From John Dawson
Richd Feby. 25: 94.
I am favourd with your letter. It may have been politic to pos[t]pone the resolutions offerd by you, but realy I cannot at this distance see through it.
On the last evening a meeting of a number of Citizens was to have been held in this place to declare to their representative their opinions of his vote.1 What the[y] did I know not but presume it will be immediately forwarded to him, & will no doubt be warmly in favour of the resolutions.
I am very anxious to hear some thing about our new French minister, & of what has become of Genet.2 Yrs. sincerely
1. Federalist Samuel Griffin, whose constituency included Richmond, was one of three Virginians who voted with the minority when the House of Representatives on 5 Feb. postponed consideration of JM’s commercial discrimination resolutions. Federalists hoped to defeat the resolutions by forcing an immediate vote (Annals of Congress description begins Debates and Proceedings in the Congress of the United States … (42 vols.; Washington, 1834–56). description ends , 3d Cong., 1st sess., 431–32; JM’s speeches of 5 Feb. 1794, nn.; JM to Jefferson, 2 Mar. 1794).
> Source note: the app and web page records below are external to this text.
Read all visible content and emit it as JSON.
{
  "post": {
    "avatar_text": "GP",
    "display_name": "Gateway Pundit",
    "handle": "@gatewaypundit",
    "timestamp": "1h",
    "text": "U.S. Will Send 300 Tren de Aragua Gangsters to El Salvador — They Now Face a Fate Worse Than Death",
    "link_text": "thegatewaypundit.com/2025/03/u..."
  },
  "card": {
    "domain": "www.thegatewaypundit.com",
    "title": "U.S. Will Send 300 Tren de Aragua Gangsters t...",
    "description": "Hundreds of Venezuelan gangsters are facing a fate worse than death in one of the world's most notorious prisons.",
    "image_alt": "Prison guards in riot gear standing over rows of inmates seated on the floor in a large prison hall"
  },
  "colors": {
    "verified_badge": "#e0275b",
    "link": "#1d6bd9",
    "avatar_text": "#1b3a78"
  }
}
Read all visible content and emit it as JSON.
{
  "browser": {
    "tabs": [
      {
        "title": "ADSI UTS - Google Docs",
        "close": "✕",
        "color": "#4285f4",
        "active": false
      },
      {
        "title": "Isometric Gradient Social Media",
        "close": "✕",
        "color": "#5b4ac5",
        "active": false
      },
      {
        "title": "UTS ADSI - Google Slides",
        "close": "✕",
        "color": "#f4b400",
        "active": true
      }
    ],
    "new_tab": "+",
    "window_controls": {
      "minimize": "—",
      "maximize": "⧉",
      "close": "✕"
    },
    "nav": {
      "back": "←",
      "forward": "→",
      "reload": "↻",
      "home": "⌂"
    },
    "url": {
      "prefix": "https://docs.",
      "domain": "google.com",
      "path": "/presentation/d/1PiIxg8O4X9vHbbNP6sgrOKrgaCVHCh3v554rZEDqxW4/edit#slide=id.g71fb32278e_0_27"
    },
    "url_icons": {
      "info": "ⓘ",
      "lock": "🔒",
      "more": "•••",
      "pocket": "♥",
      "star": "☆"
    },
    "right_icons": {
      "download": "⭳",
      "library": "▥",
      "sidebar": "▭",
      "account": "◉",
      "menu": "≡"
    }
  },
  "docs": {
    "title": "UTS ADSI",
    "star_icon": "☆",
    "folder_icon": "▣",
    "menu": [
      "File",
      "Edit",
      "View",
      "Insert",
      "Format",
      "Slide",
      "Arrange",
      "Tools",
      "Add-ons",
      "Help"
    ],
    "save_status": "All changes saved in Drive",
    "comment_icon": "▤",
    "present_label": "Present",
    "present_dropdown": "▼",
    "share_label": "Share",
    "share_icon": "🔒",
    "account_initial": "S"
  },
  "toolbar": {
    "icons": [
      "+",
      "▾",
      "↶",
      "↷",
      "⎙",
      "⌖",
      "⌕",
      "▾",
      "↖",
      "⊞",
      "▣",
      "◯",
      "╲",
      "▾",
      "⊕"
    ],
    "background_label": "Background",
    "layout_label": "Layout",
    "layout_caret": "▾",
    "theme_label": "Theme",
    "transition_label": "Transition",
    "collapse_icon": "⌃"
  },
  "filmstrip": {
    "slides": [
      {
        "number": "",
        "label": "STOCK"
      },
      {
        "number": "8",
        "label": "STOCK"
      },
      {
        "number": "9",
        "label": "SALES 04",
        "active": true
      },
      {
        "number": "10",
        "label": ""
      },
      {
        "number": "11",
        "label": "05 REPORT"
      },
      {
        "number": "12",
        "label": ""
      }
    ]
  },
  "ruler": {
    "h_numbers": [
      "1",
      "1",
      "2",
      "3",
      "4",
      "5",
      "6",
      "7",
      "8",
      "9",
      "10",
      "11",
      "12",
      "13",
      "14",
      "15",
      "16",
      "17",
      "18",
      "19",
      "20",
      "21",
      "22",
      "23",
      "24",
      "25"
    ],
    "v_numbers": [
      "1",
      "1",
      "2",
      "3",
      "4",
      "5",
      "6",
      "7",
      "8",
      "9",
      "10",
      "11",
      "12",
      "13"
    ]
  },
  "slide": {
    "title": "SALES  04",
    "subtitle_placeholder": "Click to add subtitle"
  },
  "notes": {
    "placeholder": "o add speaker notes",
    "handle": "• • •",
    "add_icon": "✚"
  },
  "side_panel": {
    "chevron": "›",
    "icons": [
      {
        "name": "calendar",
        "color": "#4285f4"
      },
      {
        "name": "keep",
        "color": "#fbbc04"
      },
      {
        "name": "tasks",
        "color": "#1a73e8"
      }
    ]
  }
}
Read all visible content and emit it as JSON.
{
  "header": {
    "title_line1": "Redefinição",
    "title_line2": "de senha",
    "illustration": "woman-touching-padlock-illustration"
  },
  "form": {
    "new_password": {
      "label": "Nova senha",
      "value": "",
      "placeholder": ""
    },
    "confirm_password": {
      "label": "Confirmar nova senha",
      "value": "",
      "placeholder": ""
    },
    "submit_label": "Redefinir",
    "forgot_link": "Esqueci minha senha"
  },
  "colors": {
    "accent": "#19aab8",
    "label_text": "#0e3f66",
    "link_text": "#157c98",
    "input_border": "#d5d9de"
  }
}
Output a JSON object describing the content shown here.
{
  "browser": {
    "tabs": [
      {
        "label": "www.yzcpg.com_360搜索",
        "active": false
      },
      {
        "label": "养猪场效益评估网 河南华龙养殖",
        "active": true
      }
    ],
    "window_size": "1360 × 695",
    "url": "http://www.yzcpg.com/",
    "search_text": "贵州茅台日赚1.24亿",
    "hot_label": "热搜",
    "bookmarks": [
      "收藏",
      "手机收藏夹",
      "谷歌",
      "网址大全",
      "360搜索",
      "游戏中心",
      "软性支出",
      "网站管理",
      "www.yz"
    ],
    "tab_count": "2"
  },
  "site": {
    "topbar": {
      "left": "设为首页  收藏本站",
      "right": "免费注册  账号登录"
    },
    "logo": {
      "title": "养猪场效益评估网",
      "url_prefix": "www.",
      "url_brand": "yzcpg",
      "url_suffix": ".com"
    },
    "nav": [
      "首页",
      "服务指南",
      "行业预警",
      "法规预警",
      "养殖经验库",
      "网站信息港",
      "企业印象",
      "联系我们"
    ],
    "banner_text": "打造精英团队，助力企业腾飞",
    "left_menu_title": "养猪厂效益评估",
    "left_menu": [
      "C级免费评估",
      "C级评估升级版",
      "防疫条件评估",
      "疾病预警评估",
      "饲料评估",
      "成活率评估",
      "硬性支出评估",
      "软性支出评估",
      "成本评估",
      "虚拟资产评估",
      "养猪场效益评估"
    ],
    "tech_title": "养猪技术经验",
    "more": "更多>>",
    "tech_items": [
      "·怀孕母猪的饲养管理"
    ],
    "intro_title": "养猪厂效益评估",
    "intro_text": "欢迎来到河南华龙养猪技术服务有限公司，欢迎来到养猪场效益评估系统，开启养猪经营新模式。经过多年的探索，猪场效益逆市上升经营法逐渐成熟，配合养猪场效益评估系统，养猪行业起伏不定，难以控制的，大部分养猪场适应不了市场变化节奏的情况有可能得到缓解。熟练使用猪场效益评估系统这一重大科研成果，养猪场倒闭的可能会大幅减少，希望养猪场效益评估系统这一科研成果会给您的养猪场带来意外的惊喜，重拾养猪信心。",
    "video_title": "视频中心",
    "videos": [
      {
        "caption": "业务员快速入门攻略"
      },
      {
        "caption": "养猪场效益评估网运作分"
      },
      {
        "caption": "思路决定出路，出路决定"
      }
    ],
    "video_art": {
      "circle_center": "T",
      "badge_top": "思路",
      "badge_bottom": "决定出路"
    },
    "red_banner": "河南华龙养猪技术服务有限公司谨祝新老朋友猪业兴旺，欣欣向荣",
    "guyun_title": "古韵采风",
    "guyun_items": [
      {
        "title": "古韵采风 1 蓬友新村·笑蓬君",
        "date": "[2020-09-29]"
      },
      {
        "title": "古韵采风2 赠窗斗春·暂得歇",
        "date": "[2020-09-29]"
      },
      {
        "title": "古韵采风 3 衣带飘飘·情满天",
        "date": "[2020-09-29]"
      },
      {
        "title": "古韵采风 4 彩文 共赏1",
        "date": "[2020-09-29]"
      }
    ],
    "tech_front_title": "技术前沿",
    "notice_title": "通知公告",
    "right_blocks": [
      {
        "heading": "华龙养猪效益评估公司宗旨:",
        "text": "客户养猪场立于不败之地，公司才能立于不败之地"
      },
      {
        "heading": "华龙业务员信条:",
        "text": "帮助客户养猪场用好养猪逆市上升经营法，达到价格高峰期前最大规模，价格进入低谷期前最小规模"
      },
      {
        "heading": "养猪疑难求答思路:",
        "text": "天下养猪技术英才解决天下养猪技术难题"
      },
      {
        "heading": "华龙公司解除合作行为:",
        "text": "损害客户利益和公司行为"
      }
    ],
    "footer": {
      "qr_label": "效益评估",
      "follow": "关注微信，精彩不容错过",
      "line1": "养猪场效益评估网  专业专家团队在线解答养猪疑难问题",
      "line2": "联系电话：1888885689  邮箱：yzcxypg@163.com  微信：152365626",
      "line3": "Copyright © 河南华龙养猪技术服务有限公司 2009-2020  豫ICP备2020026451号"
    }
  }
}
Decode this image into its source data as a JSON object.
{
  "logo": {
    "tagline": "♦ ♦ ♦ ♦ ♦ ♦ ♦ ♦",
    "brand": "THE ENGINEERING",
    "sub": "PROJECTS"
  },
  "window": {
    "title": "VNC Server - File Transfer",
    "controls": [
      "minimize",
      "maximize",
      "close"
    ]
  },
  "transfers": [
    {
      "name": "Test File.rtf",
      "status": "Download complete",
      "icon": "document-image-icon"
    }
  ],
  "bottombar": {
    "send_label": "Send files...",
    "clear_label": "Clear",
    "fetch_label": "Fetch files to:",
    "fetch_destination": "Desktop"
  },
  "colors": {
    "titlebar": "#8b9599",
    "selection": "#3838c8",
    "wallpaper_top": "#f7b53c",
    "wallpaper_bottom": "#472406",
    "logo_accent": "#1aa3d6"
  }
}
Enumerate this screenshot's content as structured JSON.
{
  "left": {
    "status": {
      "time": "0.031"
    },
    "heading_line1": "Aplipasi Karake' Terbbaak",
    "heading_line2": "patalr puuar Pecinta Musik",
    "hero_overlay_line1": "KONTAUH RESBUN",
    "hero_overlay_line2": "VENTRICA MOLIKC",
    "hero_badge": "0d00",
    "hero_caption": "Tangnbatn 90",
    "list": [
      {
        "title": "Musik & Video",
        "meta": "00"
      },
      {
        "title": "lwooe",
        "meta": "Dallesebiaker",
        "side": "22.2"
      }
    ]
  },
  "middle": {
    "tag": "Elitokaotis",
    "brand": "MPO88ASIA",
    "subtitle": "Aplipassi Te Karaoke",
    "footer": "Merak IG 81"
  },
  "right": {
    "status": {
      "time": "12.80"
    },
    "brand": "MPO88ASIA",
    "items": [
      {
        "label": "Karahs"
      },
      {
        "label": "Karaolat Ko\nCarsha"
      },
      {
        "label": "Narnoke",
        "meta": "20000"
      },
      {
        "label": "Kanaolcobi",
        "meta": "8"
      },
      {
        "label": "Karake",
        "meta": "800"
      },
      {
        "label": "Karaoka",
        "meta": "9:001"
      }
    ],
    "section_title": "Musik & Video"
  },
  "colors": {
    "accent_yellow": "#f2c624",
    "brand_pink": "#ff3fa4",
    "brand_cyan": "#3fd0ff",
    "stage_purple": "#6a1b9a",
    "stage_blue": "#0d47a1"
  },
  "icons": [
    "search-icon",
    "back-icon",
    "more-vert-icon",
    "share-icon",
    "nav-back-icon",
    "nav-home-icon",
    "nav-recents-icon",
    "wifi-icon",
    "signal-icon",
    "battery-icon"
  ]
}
2. Fauchet brought orders from the French government for Genet’s arrest. The former French minister sought asylum and settled in the U.S.